── Data for analysis ──

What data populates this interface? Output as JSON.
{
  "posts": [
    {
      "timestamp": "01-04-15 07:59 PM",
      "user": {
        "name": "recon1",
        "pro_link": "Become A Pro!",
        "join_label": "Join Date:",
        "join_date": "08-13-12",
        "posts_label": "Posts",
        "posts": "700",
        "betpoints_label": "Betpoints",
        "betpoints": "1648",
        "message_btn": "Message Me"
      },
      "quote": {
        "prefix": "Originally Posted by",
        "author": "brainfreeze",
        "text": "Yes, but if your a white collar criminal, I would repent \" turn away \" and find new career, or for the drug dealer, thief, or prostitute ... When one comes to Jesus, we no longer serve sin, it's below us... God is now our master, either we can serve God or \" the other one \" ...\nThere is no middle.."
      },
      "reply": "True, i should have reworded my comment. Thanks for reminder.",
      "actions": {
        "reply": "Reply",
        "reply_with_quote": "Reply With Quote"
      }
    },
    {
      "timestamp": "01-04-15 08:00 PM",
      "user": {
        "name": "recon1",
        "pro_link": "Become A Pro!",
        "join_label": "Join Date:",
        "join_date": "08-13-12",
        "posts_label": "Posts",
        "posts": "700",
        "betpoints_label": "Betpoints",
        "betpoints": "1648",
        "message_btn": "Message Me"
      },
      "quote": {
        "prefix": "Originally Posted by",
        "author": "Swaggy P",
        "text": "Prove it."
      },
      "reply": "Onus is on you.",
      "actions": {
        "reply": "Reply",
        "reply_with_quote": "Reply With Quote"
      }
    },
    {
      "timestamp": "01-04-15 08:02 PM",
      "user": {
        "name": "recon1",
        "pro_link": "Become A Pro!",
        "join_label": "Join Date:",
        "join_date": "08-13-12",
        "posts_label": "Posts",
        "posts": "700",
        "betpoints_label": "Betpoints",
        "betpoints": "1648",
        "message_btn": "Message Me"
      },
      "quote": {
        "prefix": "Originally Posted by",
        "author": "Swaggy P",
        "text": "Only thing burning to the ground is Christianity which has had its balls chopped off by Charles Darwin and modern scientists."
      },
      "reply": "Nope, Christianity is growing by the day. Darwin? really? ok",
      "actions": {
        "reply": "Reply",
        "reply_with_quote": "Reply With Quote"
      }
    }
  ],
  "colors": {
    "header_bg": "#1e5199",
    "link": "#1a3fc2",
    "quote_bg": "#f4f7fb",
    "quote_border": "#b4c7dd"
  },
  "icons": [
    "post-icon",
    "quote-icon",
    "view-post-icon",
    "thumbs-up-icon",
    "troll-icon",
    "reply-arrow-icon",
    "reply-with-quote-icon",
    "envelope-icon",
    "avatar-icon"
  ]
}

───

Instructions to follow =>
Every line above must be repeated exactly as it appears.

Response to this exercise =>
What data populates this interface? Output as JSON.
{
  "posts": [
    {
      "timestamp": "01-04-15 07:59 PM",
      "user": {
        "name": "recon1",
        "pro_link": "Become A Pro!",
        "join_label": "Join Date:",
        "join_date": "08-13-12",
        "posts_label": "Posts",
        "posts": "700",
        "betpoints_label": "Betpoints",
        "betpoints": "1648",
        "message_btn": "Message Me"
      },
      "quote": {
        "prefix": "Originally Posted by",
        "author": "brainfreeze",
        "text": "Yes, but if your a white collar criminal, I would repent \" turn away \" and find new career, or for the drug dealer, thief, or prostitute ... When one comes to Jesus, we no longer serve sin, it's below us... God is now our master, either we can serve God or \" the other one \" ...\nThere is no middle.."
      },
      "reply": "True, i should have reworded my comment. Thanks for reminder.",
      "actions": {
        "reply": "Reply",
        "reply_with_quote": "Reply With Quote"
      }
    },
    {
      "timestamp": "01-04-15 08:00 PM",
      "user": {
        "name": "recon1",
        "pro_link": "Become A Pro!",
        "join_label": "Join Date:",
        "join_date": "08-13-12",
        "posts_label": "Posts",
        "posts": "700",
        "betpoints_label": "Betpoints",
        "betpoints": "1648",
        "message_btn": "Message Me"
      },
      "quote": {
        "prefix": "Originally Posted by",
        "author": "Swaggy P",
        "text": "Prove it."
      },
      "reply": "Onus is on you.",
      "actions": {
        "reply": "Reply",
        "reply_with_quote": "Reply With Quote"
      }
    },
    {
      "timestamp": "01-04-15 08:02 PM",
      "user": {
        "name": "recon1",
        "pro_link": "Become A Pro!",
        "join_label": "Join Date:",
        "join_date": "08-13-12",
        "posts_label": "Posts",
        "posts": "700",
        "betpoints_label": "Betpoints",
        "betpoints": "1648",
        "message_btn": "Message Me"
      },
      "quote": {
        "prefix": "Originally Posted by",
        "author": "Swaggy P",
        "text": "Only thing burning to the ground is Christianity which has had its balls chopped off by Charles Darwin and modern scientists."
      },
      "reply": "Nope, Christianity is growing by the day. Darwin? really? ok",
      "actions": {
        "reply": "Reply",
        "reply_with_quote": "Reply With Quote"
      }
    }
  ],
  "colors": {
    "header_bg": "#1e5199",
    "link": "#1a3fc2",
    "quote_bg": "#f4f7fb",
    "quote_border": "#b4c7dd"
  },
  "icons": [
    "post-icon",
    "quote-icon",
    "view-post-icon",
    "thumbs-up-icon",
    "troll-icon",
    "reply-arrow-icon",
    "reply-with-quote-icon",
    "envelope-icon",
    "avatar-icon"
  ]
}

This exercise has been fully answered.